On one occasion during the siege Sir John Meldrum, the Parliamentary commander, sent proposals to Sir Hugh Cholmley, which he accompanied with savage threats, that if his terms were not immediately accepted he would make a general assault on the castle that night, and in the event of one drop of his men's blood being shed he would give orders for a general massacre of the garrison, sparing neither man nor woman.
To a man whose devotion to his beautiful wife was so great, a threat of this nature must have been a severe shock to his determination to hold out. But from his own writings we are able to picture for ourselves Sir Hugh's anxious and troubled face lighting up on the approach of the cause of his chief concern. Lady Cholmley, without any sign of the inward misgivings or dejection which, with her gentle and shrinking nature, must have been a great struggle, came to her husband, and implored him to on no account let her peril influence his decision to the detriment of his own honour or the King's affairs.
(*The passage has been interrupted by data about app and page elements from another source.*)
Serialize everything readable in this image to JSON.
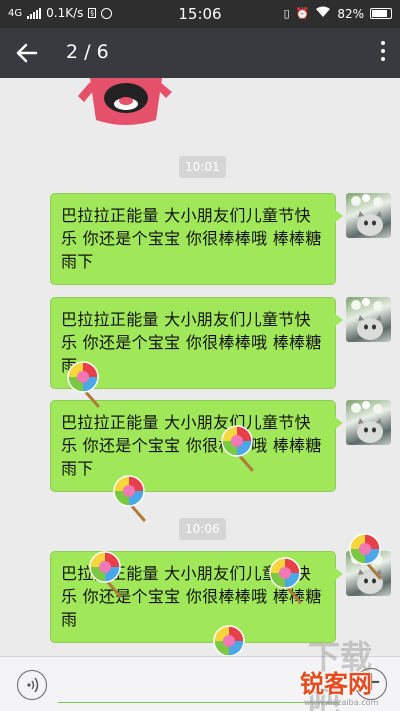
{
  "status_bar": {
    "network": "4G",
    "speed": "0.1K/s",
    "time": "15:06",
    "battery": "82%"
  },
  "header": {
    "page_indicator": "2 / 6"
  },
  "timestamps": [
    "10:01",
    "10:06"
  ],
  "messages": [
    {
      "text": "巴拉拉正能量 大小朋友们儿童节快乐 你还是个宝宝 你很棒棒哦 棒棒糖雨下"
    },
    {
      "text": "巴拉拉正能量 大小朋友们儿童节快乐 你还是个宝宝 你很棒棒哦 棒棒糖雨"
    },
    {
      "text": "巴拉拉正能量 大小朋友们儿童节快乐 你还是个宝宝 你很棒棒哦 棒棒糖雨下"
    },
    {
      "text": "巴拉拉正能量 大小朋友们儿童节快乐 你还是个宝宝 你很棒棒哦 棒棒糖雨"
    }
  ],
  "input_bar": {
    "placeholder": ""
  },
  "watermark": {
    "top": "下载吧",
    "main": "锐客网",
    "url": "www.xiazaiba.com"
  },
  "colors": {
    "bubble": "#a0e75a",
    "header": "#393a3f",
    "status_bar": "#2e2e2e",
    "chat_bg": "#ebebeb"
  }
}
Sir John Meldrum's proposals having been rejected, the garrison prepared itself for the furious attack commenced on May 11.
The assault was well planned, for while the Governor's attention was turned towards the gateway leading to the castle entrance, another attack was made at the southern end of the wall towards the sea, where until the year 1730 Charles's Tower stood. The bloodshed at this point was greater than at the gateway. At the head of a chosen division of troops, Sir John Meldrum climbed the almost precipitous ascent with wonderful courage, only to meet with such spirited resistance on the part of the besieged that, when the attack was abandoned, it was discovered that Meldrum had received a dangerous wound penetrating to his thigh, and that several of his officers and men had been killed. Meanwhile, at the gateway, the first success of the assailants had been checked at the foot of the Grand Tower or Keep, for at that point the rush of drab-coated and helmeted men was received by such a shower of stones and missiles that many stumbled and were crushed on the steep pathway. Not even Cromwell's men could continue to face such a reception, and before very long the Governor could embrace his wife in the knowledge that the great attack had failed.
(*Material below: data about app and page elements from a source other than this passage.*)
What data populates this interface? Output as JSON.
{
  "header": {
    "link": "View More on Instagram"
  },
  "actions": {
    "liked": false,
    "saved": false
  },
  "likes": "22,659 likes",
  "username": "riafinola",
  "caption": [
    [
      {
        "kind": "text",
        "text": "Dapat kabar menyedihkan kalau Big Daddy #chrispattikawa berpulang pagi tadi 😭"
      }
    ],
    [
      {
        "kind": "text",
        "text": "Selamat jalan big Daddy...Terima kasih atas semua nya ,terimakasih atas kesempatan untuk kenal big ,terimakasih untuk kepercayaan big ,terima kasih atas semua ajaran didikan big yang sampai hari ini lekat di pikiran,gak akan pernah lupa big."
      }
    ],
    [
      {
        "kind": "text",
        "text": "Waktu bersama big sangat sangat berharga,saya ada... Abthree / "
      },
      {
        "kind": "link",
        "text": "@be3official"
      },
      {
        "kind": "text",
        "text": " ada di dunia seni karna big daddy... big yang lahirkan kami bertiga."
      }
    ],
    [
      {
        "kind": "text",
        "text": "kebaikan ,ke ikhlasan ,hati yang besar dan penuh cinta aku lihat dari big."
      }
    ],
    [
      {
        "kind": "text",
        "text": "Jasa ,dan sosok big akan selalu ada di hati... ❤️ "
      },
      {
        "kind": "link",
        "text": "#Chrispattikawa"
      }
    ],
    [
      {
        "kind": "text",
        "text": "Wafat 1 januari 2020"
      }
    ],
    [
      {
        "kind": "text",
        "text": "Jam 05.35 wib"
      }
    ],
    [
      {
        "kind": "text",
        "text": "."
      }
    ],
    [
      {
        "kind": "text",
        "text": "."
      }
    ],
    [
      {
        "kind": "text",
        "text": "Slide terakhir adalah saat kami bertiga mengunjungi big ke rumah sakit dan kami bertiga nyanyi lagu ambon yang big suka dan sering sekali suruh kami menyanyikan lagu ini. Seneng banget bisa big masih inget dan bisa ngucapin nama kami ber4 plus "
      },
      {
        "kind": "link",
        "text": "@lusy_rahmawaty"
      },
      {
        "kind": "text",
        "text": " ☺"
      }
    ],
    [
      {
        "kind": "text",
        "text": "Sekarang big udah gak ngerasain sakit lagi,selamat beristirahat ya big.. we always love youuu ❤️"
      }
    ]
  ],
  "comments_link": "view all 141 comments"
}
At last, on July 22, 1645 - his forty-fifth birthday - Sir Hugh was forced to come to an agreement with the enemy, by which he honourably surrendered the castle three days later. It was a sad procession that wound its way down the steep pathway, littered with the debris of broken masonry: for many of Sir Hugh's officers and soldiers were in such a weak condition that they had to be carried out in sheets or helped along between two men, and the Parliamentary officer adds rather tersely, that 'the rest were not very fit to march.' The scurvy had depleted the ranks of the defenders to such an extent that the women in the castle, despite the presence of Lady Cholmley, threatened to stone the Governor unless he capitulated.
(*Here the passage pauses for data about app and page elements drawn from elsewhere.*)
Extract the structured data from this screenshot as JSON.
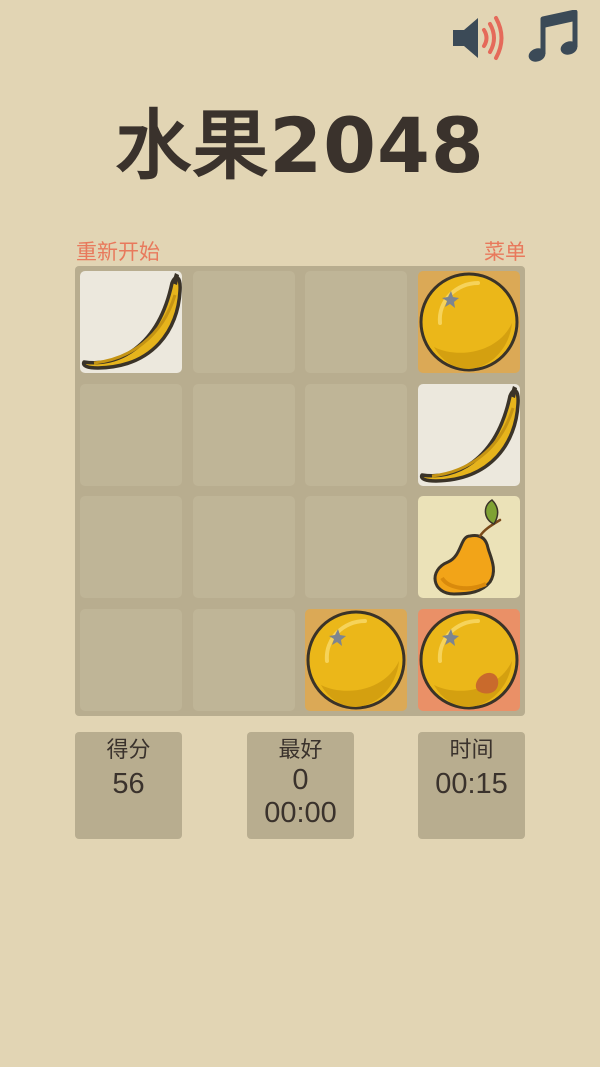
{
  "header": {
    "title": "水果2048",
    "icons": [
      "speaker-volume-icon",
      "music-note-icon"
    ]
  },
  "controls": {
    "restart_label": "重新开始",
    "menu_label": "菜单"
  },
  "board": {
    "size": 4,
    "tiles": [
      [
        "banana",
        "",
        "",
        "orange"
      ],
      [
        "",
        "",
        "",
        "banana"
      ],
      [
        "",
        "",
        "",
        "pear"
      ],
      [
        "",
        "",
        "orange",
        "peach-orange"
      ]
    ]
  },
  "stats": {
    "score_label": "得分",
    "score_value": "56",
    "best_label": "最好",
    "best_score": "0",
    "best_time": "00:00",
    "time_label": "时间",
    "time_value": "00:15"
  },
  "colors": {
    "background": "#e2d5b4",
    "board": "#b8ad8f",
    "empty_cell": "#bfb597",
    "accent_link": "#e8795c",
    "title": "#3a322c",
    "banana_tile": "#ece8dd",
    "orange_tile": "#dba956",
    "pear_tile": "#ebe2b8",
    "peach_tile": "#ea9067"
  }
}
Three years later the castle was again besieged by the Parliamentary forces, for Colonel Matthew Boynton, the Governor, had declared for the King. The garrison held out from August to December, when terms were made with Colonel Hugh Bethell, by which the Governor, officers, gentlemen, and soldiers, marched out with 'their colours flying, drums beating, musquets loaden, bandeleers filled, matches lighted, and bullet in mouth, to a close called Scarborough Common,' where they laid down their arms.”
More to follow ...